Senate Majority Leader Mitch McConnell, R-Ky., said in a statement that he supports the goals released in the joint statement by the White House, but warned that if North Korea doesn’t follow through, the U.S. and its allies must impose “maximum pressure” on the regime.
“I remain supportive of the administration’s stated position, as Secretary Pompeo has reiterated: The goal of the United States is the, quote, ‘complete, verifiable, and irreversible denuclearization of the Korean Peninsula,’” McConnell said, referring to Secretary of State Mike Pompeo.
Other top Republicans said they were unsure what tangible results the summit had produced.
“While I am glad the president and Kim Jong Un were able to meet, it is difficult to determine what of concrete nature has occurred,” said Sen. Bob Corker, R-Tenn., chairman of the Senate Foreign Relations Committee. Corker later told NBC News’ Kasie Hunt that he wants Pompeo to testify before his committee on the next steps in the process.

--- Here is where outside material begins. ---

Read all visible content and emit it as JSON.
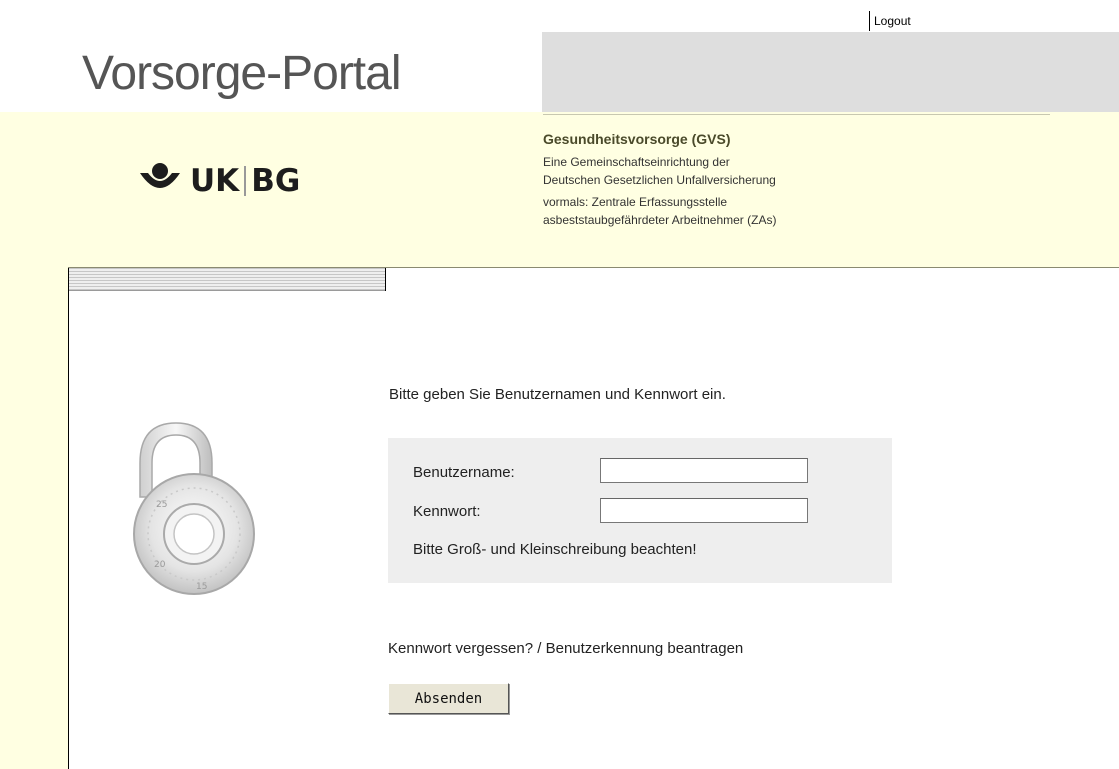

Sen. John Kennedy, R-La., criticized the lack of detail and warned that it’s “possible to feed a shark,” but when you do it you have to be “very careful,” while Sen. Lindsey Graham, R-S.C., told reporters that the deal with North Korea is just an “agreement in principle,” and “not an agreement that can be enforced.”
Rep. Ed Royce, R-Calif., chairman of the House Foreign Affairs Committee, said in a statement that Kim has “gained much from step one” — and that Congress has an important oversight role to play in the process.
“Throughout, we must press Beijing and others to continue complying fully with all sanctions against the North Korean regime. Kim Jong Un should not receive a dime of relief until he fully and verifiably denuclearizes,” Royce said.
Sen. Chuck Grassley, R-Iowa, told reporters at the Capitol on Tuesday that he’s not convinced that pulling troops out of the Korean Peninsula is the right choice, but offered the proviso that he doesn’t receive the same intelligence as Trump.